TASK TO CARRY OUT: Whenever a line in the entries includes the word "toggle", copy that line out.

------ GIVEN DATA ------

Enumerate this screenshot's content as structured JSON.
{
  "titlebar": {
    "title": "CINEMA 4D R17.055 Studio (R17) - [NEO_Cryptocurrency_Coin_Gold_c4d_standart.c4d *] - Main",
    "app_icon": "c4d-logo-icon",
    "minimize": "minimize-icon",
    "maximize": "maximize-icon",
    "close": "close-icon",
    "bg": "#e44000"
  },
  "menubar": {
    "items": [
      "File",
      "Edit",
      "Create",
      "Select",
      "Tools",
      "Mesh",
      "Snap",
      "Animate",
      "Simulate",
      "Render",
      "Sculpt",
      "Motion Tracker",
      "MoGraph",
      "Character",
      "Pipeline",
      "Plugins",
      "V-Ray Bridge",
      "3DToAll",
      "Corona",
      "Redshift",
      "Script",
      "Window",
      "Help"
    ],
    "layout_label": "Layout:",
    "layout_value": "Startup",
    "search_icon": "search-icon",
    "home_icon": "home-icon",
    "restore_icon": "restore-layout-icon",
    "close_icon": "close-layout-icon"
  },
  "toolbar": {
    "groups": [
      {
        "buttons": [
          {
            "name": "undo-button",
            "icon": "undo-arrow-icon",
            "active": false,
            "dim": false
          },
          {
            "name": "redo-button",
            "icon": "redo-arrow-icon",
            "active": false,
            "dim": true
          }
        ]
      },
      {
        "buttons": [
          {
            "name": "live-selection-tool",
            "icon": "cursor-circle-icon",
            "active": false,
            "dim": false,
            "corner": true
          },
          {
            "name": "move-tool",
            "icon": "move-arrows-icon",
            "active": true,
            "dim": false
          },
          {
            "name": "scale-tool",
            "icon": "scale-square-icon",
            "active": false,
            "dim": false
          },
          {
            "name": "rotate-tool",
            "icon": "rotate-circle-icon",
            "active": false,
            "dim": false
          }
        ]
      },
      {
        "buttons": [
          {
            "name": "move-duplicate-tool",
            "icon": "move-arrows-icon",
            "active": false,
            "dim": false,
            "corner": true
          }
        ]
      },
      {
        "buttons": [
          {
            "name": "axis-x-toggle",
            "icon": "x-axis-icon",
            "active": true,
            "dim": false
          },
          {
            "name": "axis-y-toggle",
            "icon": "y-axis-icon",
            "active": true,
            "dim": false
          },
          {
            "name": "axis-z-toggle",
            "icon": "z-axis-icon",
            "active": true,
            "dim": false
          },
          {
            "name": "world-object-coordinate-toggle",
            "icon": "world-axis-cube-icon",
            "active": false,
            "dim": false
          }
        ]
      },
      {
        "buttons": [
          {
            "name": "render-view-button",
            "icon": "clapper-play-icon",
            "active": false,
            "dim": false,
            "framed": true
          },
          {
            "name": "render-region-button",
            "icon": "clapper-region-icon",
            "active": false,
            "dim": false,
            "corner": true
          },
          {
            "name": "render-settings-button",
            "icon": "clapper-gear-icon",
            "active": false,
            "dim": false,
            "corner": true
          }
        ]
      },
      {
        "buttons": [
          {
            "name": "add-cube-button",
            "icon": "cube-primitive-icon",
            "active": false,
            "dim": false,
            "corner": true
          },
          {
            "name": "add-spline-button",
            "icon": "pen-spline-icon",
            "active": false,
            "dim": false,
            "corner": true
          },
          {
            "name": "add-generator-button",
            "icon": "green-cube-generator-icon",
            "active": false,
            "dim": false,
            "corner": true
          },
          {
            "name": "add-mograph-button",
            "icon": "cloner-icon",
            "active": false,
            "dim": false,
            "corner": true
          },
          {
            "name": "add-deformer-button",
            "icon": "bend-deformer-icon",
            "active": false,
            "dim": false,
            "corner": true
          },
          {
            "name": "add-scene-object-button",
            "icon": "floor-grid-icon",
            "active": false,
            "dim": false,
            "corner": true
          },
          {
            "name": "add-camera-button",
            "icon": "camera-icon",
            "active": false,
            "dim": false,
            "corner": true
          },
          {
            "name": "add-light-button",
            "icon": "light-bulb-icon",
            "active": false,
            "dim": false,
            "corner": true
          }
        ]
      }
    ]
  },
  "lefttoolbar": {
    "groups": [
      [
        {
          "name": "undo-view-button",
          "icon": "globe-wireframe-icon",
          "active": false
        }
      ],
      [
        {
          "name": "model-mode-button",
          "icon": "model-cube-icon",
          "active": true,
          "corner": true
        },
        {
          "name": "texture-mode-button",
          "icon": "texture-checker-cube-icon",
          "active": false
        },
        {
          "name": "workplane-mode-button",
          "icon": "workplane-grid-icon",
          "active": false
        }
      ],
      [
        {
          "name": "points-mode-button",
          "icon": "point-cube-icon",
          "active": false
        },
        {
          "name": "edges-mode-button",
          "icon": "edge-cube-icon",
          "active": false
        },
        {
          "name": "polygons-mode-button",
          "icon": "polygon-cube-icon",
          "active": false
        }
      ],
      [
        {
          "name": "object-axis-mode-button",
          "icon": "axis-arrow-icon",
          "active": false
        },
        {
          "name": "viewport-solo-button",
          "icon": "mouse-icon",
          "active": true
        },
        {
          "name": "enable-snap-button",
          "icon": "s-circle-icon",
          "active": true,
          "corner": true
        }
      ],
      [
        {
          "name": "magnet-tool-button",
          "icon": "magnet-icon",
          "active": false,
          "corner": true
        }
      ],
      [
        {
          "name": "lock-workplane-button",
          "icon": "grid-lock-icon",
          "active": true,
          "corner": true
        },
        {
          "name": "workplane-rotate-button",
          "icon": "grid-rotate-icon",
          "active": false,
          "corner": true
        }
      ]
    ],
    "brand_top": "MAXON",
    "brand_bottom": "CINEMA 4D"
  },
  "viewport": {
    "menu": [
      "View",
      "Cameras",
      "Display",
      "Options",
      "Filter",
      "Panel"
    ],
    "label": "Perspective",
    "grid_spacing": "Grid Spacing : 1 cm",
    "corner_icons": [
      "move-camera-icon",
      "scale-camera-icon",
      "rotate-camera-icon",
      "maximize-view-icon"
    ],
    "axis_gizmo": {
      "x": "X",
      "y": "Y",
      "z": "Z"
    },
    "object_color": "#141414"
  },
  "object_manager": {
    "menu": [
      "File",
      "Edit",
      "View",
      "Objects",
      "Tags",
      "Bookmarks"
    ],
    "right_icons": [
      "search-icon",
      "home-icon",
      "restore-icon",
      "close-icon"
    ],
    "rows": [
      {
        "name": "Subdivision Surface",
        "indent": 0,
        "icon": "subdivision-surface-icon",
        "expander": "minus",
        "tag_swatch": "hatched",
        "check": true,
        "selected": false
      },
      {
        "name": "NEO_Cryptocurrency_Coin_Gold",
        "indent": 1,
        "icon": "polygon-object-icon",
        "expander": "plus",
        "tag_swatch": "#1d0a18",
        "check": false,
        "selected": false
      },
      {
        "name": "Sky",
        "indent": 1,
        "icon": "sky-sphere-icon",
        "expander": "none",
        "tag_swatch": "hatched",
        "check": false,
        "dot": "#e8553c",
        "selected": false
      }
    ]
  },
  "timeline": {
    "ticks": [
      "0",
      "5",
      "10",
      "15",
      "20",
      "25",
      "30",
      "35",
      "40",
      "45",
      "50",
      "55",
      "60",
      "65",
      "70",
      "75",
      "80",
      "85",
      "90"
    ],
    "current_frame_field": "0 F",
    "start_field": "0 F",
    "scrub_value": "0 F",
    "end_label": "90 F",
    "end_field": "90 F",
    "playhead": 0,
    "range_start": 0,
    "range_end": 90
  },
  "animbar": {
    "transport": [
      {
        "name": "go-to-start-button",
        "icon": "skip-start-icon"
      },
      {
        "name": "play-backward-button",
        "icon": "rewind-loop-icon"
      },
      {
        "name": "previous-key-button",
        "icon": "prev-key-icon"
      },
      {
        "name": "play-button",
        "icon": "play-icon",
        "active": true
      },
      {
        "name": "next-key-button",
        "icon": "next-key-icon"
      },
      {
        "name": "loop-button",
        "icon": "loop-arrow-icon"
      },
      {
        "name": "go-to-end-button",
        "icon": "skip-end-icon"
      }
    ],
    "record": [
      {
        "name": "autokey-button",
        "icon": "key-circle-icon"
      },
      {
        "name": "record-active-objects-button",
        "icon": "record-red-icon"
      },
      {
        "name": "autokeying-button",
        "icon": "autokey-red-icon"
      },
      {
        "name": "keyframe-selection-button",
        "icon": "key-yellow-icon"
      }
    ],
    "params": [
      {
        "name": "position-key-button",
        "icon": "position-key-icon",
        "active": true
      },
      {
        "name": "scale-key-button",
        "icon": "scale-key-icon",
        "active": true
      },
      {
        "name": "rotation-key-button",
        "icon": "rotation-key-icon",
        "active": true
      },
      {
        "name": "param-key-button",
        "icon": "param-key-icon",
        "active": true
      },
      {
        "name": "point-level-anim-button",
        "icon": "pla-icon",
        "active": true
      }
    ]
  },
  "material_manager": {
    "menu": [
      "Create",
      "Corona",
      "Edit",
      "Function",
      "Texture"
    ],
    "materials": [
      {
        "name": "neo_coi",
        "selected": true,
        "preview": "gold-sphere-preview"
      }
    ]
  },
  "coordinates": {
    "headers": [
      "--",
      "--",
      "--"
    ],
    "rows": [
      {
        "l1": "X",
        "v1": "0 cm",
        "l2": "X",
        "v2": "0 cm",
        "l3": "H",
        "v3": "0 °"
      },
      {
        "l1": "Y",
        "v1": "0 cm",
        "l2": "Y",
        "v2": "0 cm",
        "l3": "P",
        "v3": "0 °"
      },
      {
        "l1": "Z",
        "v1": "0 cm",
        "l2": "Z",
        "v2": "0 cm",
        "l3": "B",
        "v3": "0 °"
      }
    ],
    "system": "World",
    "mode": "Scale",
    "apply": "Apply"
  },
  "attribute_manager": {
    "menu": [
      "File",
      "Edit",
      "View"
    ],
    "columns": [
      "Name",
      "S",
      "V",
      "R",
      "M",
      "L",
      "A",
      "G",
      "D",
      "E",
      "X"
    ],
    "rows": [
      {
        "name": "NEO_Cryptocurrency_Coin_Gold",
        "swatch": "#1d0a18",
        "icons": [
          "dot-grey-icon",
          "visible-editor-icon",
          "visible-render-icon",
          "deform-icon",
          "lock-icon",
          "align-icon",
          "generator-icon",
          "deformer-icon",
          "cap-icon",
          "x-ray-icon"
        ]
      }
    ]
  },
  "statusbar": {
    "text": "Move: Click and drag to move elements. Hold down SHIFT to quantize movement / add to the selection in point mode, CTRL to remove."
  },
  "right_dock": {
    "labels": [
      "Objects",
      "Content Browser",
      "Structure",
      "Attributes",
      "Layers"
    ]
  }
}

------

WRITTEN REPLY:
            "name": "axis-x-toggle",
            "name": "axis-y-toggle",
            "name": "axis-z-toggle",
            "name": "world-object-coordinate-toggle",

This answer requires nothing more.